Data records for software interfaces:

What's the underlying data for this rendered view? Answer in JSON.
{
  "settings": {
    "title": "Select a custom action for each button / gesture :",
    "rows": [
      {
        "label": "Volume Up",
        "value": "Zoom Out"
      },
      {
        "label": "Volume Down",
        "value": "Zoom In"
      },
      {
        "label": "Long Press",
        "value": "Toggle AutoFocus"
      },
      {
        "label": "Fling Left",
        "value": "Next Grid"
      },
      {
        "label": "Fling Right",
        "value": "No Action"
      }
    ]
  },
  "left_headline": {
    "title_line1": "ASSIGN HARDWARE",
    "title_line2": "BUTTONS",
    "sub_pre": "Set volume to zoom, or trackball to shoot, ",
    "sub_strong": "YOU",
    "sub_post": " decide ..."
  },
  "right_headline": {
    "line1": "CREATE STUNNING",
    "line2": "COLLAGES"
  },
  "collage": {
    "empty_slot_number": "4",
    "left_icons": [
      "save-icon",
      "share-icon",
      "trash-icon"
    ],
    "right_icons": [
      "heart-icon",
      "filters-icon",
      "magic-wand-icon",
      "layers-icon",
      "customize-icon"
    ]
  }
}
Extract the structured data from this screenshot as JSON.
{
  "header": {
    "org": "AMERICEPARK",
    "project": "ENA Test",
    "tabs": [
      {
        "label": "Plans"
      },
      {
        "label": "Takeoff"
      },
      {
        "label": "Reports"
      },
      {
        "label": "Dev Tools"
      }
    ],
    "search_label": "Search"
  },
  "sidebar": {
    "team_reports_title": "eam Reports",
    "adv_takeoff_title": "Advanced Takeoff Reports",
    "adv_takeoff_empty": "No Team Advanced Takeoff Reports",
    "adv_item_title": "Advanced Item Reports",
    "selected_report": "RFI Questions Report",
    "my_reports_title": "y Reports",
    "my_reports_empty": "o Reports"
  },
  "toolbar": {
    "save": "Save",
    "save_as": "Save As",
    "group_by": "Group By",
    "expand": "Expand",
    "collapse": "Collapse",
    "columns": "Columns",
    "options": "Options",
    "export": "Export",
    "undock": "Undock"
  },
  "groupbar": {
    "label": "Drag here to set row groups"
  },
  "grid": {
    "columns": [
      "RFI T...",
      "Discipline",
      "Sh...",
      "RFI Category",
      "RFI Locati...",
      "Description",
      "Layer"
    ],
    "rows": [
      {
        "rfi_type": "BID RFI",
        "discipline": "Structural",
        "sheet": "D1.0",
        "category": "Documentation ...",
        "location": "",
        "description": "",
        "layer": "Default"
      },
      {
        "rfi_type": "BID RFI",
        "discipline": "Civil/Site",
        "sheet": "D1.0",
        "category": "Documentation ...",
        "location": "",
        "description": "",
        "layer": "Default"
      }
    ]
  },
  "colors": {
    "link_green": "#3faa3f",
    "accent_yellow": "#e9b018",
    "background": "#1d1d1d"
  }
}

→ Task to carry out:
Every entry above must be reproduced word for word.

→ Answer for this exercise:
What's the underlying data for this rendered view? Answer in JSON.
{
  "settings": {
    "title": "Select a custom action for each button / gesture :",
    "rows": [
      {
        "label": "Volume Up",
        "value": "Zoom Out"
      },
      {
        "label": "Volume Down",
        "value": "Zoom In"
      },
      {
        "label": "Long Press",
        "value": "Toggle AutoFocus"
      },
      {
        "label": "Fling Left",
        "value": "Next Grid"
      },
      {
        "label": "Fling Right",
        "value": "No Action"
      }
    ]
  },
  "left_headline": {
    "title_line1": "ASSIGN HARDWARE",
    "title_line2": "BUTTONS",
    "sub_pre": "Set volume to zoom, or trackball to shoot, ",
    "sub_strong": "YOU",
    "sub_post": " decide ..."
  },
  "right_headline": {
    "line1": "CREATE STUNNING",
    "line2": "COLLAGES"
  },
  "collage": {
    "empty_slot_number": "4",
    "left_icons": [
      "save-icon",
      "share-icon",
      "trash-icon"
    ],
    "right_icons": [
      "heart-icon",
      "filters-icon",
      "magic-wand-icon",
      "layers-icon",
      "customize-icon"
    ]
  }
}
Extract the structured data from this screenshot as JSON.
{
  "header": {
    "org": "AMERICEPARK",
    "project": "ENA Test",
    "tabs": [
      {
        "label": "Plans"
      },
      {
        "label": "Takeoff"
      },
      {
        "label": "Reports"
      },
      {
        "label": "Dev Tools"
      }
    ],
    "search_label": "Search"
  },
  "sidebar": {
    "team_reports_title": "eam Reports",
    "adv_takeoff_title": "Advanced Takeoff Reports",
    "adv_takeoff_empty": "No Team Advanced Takeoff Reports",
    "adv_item_title": "Advanced Item Reports",
    "selected_report": "RFI Questions Report",
    "my_reports_title": "y Reports",
    "my_reports_empty": "o Reports"
  },
  "toolbar": {
    "save": "Save",
    "save_as": "Save As",
    "group_by": "Group By",
    "expand": "Expand",
    "collapse": "Collapse",
    "columns": "Columns",
    "options": "Options",
    "export": "Export",
    "undock": "Undock"
  },
  "groupbar": {
    "label": "Drag here to set row groups"
  },
  "grid": {
    "columns": [
      "RFI T...",
      "Discipline",
      "Sh...",
      "RFI Category",
      "RFI Locati...",
      "Description",
      "Layer"
    ],
    "rows": [
      {
        "rfi_type": "BID RFI",
        "discipline": "Structural",
        "sheet": "D1.0",
        "category": "Documentation ...",
        "location": "",
        "description": "",
        "layer": "Default"
      },
      {
        "rfi_type": "BID RFI",
        "discipline": "Civil/Site",
        "sheet": "D1.0",
        "category": "Documentation ...",
        "location": "",
        "description": "",
        "layer": "Default"
      }
    ]
  },
  "colors": {
    "link_green": "#3faa3f",
    "accent_yellow": "#e9b018",
    "background": "#1d1d1d"
  }
}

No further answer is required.